● ACTIVITY:
When the word "KINTEX" shows up in a line of the records below, copy that line.

● Items from an interface collection:
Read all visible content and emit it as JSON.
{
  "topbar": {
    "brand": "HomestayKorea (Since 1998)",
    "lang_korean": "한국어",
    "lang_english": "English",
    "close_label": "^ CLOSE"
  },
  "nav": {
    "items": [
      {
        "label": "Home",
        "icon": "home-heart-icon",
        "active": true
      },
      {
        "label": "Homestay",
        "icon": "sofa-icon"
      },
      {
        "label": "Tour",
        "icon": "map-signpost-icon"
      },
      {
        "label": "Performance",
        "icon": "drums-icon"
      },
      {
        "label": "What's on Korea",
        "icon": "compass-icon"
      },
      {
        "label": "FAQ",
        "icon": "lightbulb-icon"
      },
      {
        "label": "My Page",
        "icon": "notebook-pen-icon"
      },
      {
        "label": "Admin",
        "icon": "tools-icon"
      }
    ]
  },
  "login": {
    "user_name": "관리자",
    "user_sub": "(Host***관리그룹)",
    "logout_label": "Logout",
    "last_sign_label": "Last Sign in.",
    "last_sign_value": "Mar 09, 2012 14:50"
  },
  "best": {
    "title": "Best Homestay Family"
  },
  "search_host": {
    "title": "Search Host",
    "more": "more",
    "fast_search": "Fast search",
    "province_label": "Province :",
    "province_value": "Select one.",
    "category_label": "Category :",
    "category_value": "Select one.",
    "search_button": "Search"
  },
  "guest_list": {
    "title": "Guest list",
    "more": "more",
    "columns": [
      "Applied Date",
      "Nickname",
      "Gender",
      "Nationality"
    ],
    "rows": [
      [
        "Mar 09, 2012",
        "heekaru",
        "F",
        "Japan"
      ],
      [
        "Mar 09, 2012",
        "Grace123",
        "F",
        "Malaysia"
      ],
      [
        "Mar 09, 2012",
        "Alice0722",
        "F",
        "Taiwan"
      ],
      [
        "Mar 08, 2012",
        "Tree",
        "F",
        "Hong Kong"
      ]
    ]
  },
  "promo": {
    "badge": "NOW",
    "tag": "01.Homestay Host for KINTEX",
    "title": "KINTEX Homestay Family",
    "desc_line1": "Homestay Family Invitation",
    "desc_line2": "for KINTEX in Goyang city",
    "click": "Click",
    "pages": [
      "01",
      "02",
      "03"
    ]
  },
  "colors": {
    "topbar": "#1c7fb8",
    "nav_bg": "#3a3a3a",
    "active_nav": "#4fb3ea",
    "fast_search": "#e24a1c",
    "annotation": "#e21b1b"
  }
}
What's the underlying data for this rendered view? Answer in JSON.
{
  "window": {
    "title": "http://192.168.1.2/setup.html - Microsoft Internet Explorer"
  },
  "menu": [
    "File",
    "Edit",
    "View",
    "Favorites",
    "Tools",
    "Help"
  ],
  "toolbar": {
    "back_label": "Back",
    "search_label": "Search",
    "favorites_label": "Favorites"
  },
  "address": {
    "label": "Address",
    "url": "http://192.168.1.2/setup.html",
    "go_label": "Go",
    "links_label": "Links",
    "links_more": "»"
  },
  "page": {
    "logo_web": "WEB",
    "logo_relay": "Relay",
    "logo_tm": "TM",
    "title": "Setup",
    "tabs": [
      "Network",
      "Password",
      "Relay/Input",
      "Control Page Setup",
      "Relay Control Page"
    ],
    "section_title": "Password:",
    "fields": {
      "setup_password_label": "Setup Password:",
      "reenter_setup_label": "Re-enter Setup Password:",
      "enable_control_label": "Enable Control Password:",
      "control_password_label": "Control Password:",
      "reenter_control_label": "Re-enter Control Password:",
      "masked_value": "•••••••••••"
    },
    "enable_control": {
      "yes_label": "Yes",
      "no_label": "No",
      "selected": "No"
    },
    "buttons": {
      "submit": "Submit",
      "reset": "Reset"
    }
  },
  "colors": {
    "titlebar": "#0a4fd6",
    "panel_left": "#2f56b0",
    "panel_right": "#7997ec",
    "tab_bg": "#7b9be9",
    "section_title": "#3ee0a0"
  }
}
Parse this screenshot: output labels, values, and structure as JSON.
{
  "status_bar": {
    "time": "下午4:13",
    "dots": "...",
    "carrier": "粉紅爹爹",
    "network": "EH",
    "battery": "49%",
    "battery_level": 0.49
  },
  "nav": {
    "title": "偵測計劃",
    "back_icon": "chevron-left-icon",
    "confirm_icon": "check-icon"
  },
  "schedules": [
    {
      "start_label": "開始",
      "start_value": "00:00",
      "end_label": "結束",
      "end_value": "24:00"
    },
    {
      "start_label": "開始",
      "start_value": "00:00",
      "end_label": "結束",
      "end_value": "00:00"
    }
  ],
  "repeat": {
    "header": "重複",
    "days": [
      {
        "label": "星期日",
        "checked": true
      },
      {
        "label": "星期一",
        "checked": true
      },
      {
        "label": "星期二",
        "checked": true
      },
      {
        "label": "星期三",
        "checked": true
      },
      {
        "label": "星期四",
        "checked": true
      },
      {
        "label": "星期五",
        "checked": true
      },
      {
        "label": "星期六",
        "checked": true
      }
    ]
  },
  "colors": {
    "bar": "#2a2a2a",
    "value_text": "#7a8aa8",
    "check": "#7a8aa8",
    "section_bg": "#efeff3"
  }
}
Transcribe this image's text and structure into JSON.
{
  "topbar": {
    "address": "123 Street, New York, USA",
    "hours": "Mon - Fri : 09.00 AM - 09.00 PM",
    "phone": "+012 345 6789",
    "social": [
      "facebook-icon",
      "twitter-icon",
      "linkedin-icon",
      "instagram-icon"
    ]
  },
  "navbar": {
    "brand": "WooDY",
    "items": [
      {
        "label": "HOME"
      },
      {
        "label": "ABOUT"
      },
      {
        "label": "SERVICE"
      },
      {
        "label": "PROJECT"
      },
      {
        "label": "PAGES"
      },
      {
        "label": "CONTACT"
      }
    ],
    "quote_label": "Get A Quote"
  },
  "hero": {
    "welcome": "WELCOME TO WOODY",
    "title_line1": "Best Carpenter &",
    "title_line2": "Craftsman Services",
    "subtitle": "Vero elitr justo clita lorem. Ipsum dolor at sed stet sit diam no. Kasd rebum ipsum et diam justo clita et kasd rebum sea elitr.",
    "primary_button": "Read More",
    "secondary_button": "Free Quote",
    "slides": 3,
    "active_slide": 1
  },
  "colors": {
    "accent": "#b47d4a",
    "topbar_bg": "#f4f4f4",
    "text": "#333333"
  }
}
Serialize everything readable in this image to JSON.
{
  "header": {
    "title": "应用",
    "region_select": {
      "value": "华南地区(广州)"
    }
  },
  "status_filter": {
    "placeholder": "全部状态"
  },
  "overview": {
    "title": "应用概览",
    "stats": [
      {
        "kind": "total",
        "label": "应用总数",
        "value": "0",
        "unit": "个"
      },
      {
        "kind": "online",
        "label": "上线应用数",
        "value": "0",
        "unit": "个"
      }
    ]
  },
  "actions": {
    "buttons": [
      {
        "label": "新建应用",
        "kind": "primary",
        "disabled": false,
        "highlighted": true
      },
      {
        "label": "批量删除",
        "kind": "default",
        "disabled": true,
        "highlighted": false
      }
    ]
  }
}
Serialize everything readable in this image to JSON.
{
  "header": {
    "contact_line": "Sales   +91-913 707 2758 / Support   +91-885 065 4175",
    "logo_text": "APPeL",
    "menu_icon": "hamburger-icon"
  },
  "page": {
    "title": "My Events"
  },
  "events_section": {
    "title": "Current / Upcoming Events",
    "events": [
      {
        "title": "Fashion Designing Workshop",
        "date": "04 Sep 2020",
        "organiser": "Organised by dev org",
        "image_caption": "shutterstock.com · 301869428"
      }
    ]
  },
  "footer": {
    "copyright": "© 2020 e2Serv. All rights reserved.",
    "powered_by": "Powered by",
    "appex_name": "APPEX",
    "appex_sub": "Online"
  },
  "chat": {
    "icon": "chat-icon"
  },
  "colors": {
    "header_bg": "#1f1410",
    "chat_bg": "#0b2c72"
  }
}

● RESULT:
    "tag": "01.Homestay Host for KINTEX",
    "title": "KINTEX Homestay Family",
    "desc_line2": "for KINTEX in Goyang city",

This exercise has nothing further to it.